**ASSIGNED TASK**
Reproduce the whole listing that follows, character for character, and drop the images.

**GIVEN DATA**

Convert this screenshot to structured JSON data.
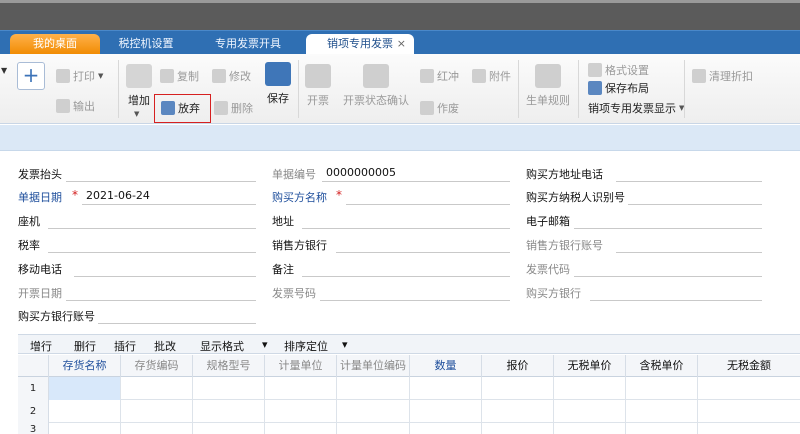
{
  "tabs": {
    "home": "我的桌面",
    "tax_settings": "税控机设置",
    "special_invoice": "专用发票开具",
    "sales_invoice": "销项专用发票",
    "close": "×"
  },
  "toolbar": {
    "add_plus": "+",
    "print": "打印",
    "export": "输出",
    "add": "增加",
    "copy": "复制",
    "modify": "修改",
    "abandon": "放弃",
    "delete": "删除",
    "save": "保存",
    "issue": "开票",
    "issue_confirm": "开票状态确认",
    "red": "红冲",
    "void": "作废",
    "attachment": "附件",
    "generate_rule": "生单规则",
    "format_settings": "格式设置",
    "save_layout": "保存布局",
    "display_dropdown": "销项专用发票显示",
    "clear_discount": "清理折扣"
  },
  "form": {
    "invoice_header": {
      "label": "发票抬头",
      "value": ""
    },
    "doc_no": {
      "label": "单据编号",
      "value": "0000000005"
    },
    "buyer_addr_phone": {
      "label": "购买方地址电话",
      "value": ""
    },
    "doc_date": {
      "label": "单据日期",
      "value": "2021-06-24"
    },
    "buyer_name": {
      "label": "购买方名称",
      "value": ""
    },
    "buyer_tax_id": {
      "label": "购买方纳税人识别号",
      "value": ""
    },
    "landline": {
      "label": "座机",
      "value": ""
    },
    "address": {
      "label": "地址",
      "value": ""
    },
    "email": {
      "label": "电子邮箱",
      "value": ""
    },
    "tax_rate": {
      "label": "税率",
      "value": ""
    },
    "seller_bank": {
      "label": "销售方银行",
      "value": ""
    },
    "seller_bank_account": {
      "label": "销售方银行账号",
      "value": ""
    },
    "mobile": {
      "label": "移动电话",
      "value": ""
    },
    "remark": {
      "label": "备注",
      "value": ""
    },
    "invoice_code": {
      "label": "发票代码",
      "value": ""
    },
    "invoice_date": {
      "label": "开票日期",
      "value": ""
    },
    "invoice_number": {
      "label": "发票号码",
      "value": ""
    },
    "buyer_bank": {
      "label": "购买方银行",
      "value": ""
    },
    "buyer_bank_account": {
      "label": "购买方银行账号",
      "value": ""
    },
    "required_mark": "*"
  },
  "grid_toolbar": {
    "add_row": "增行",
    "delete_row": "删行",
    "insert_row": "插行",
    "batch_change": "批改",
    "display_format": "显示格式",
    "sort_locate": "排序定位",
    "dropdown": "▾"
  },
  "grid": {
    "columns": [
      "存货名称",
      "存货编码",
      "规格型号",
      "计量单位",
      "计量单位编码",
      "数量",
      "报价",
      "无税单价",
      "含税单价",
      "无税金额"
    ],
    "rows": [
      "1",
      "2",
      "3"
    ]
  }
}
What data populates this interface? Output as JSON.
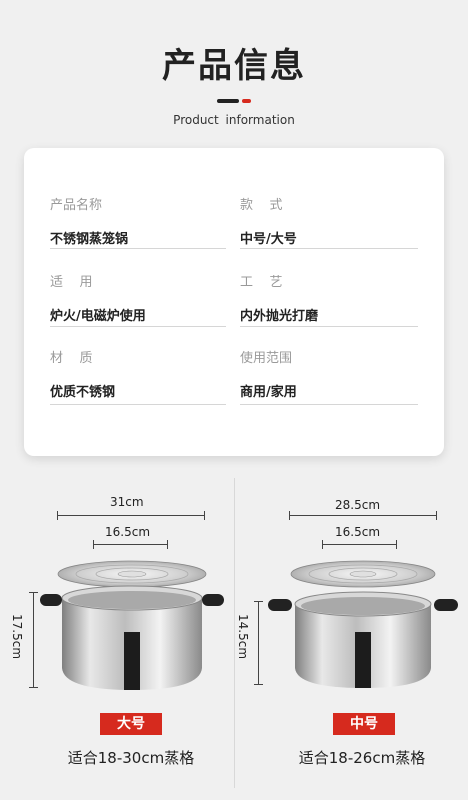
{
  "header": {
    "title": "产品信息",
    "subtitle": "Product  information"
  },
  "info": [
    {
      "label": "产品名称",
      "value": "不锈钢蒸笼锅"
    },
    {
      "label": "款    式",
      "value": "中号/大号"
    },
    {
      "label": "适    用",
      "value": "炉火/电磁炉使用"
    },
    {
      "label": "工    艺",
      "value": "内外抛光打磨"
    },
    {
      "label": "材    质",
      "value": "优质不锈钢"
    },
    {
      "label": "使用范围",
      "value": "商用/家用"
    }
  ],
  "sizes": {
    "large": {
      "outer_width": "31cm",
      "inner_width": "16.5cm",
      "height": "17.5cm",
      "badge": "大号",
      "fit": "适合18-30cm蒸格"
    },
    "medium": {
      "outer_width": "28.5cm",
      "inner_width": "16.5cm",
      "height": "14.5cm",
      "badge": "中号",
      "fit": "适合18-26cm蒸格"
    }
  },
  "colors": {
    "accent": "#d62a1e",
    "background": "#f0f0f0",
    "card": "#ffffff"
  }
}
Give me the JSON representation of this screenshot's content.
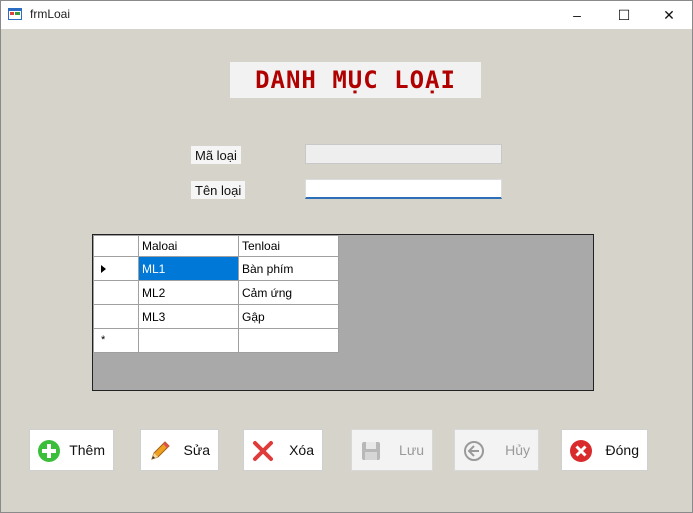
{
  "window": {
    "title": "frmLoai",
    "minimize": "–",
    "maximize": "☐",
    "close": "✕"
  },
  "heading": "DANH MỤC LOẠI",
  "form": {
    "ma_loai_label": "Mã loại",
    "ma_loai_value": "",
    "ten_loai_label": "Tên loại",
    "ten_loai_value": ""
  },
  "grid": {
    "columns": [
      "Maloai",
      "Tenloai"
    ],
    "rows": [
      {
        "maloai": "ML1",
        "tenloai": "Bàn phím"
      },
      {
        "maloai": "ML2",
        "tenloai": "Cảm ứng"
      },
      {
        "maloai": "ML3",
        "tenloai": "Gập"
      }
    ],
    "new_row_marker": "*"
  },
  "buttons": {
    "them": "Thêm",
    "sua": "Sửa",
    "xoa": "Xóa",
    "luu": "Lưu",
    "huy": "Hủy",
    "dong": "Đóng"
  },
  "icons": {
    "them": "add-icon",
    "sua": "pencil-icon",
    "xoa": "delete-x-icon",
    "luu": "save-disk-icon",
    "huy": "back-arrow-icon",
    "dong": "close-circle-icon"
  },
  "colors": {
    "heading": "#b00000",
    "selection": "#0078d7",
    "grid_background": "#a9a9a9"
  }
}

**ANSWER BOX**
Convert this screenshot to structured JSON data.
{
  "tabs": {
    "home": "我的桌面",
    "tax_settings": "税控机设置",
    "special_invoice": "专用发票开具",
    "sales_invoice": "销项专用发票",
    "close": "×"
  },
  "toolbar": {
    "add_plus": "+",
    "print": "打印",
    "export": "输出",
    "add": "增加",
    "copy": "复制",
    "modify": "修改",
    "abandon": "放弃",
    "delete": "删除",
    "save": "保存",
    "issue": "开票",
    "issue_confirm": "开票状态确认",
    "red": "红冲",
    "void": "作废",
    "attachment": "附件",
    "generate_rule": "生单规则",
    "format_settings": "格式设置",
    "save_layout": "保存布局",
    "display_dropdown": "销项专用发票显示",
    "clear_discount": "清理折扣"
  },
  "form": {
    "invoice_header": {
      "label": "发票抬头",
      "value": ""
    },
    "doc_no": {
      "label": "单据编号",
      "value": "0000000005"
    },
    "buyer_addr_phone": {
      "label": "购买方地址电话",
      "value": ""
    },
    "doc_date": {
      "label": "单据日期",
      "value": "2021-06-24"
    },
    "buyer_name": {
      "label": "购买方名称",
      "value": ""
    },
    "buyer_tax_id": {
      "label": "购买方纳税人识别号",
      "value": ""
    },
    "landline": {
      "label": "座机",
      "value": ""
    },
    "address": {
      "label": "地址",
      "value": ""
    },
    "email": {
      "label": "电子邮箱",
      "value": ""
    },
    "tax_rate": {
      "label": "税率",
      "value": ""
    },
    "seller_bank": {
      "label": "销售方银行",
      "value": ""
    },
    "seller_bank_account": {
      "label": "销售方银行账号",
      "value": ""
    },
    "mobile": {
      "label": "移动电话",
      "value": ""
    },
    "remark": {
      "label": "备注",
      "value": ""
    },
    "invoice_code": {
      "label": "发票代码",
      "value": ""
    },
    "invoice_date": {
      "label": "开票日期",
      "value": ""
    },
    "invoice_number": {
      "label": "发票号码",
      "value": ""
    },
    "buyer_bank": {
      "label": "购买方银行",
      "value": ""
    },
    "buyer_bank_account": {
      "label": "购买方银行账号",
      "value": ""
    },
    "required_mark": "*"
  },
  "grid_toolbar": {
    "add_row": "增行",
    "delete_row": "删行",
    "insert_row": "插行",
    "batch_change": "批改",
    "display_format": "显示格式",
    "sort_locate": "排序定位",
    "dropdown": "▾"
  },
  "grid": {
    "columns": [
      "存货名称",
      "存货编码",
      "规格型号",
      "计量单位",
      "计量单位编码",
      "数量",
      "报价",
      "无税单价",
      "含税单价",
      "无税金额"
    ],
    "rows": [
      "1",
      "2",
      "3"
    ]
  }
}
What data populates this interface? Output as JSON.
{
  "header": {
    "title": "产品信息",
    "subtitle": "Product  information"
  },
  "info": [
    {
      "label": "产品名称",
      "value": "不锈钢蒸笼锅"
    },
    {
      "label": "款    式",
      "value": "中号/大号"
    },
    {
      "label": "适    用",
      "value": "炉火/电磁炉使用"
    },
    {
      "label": "工    艺",
      "value": "内外抛光打磨"
    },
    {
      "label": "材    质",
      "value": "优质不锈钢"
    },
    {
      "label": "使用范围",
      "value": "商用/家用"
    }
  ],
  "sizes": {
    "large": {
      "outer_width": "31cm",
      "inner_width": "16.5cm",
      "height": "17.5cm",
      "badge": "大号",
      "fit": "适合18-30cm蒸格"
    },
    "medium": {
      "outer_width": "28.5cm",
      "inner_width": "16.5cm",
      "height": "14.5cm",
      "badge": "中号",
      "fit": "适合18-26cm蒸格"
    }
  },
  "colors": {
    "accent": "#d62a1e",
    "background": "#f0f0f0",
    "card": "#ffffff"
  }
}
Give me the JSON representation of this screenshot's content.
{
  "window": {
    "title": "frmLoai",
    "minimize": "–",
    "maximize": "☐",
    "close": "✕"
  },
  "heading": "DANH MỤC LOẠI",
  "form": {
    "ma_loai_label": "Mã loại",
    "ma_loai_value": "",
    "ten_loai_label": "Tên loại",
    "ten_loai_value": ""
  },
  "grid": {
    "columns": [
      "Maloai",
      "Tenloai"
    ],
    "rows": [
      {
        "maloai": "ML1",
        "tenloai": "Bàn phím"
      },
      {
        "maloai": "ML2",
        "tenloai": "Cảm ứng"
      },
      {
        "maloai": "ML3",
        "tenloai": "Gập"
      }
    ],
    "new_row_marker": "*"
  },
  "buttons": {
    "them": "Thêm",
    "sua": "Sửa",
    "xoa": "Xóa",
    "luu": "Lưu",
    "huy": "Hủy",
    "dong": "Đóng"
  },
  "icons": {
    "them": "add-icon",
    "sua": "pencil-icon",
    "xoa": "delete-x-icon",
    "luu": "save-disk-icon",
    "huy": "back-arrow-icon",
    "dong": "close-circle-icon"
  },
  "colors": {
    "heading": "#b00000",
    "selection": "#0078d7",
    "grid_background": "#a9a9a9"
  }
}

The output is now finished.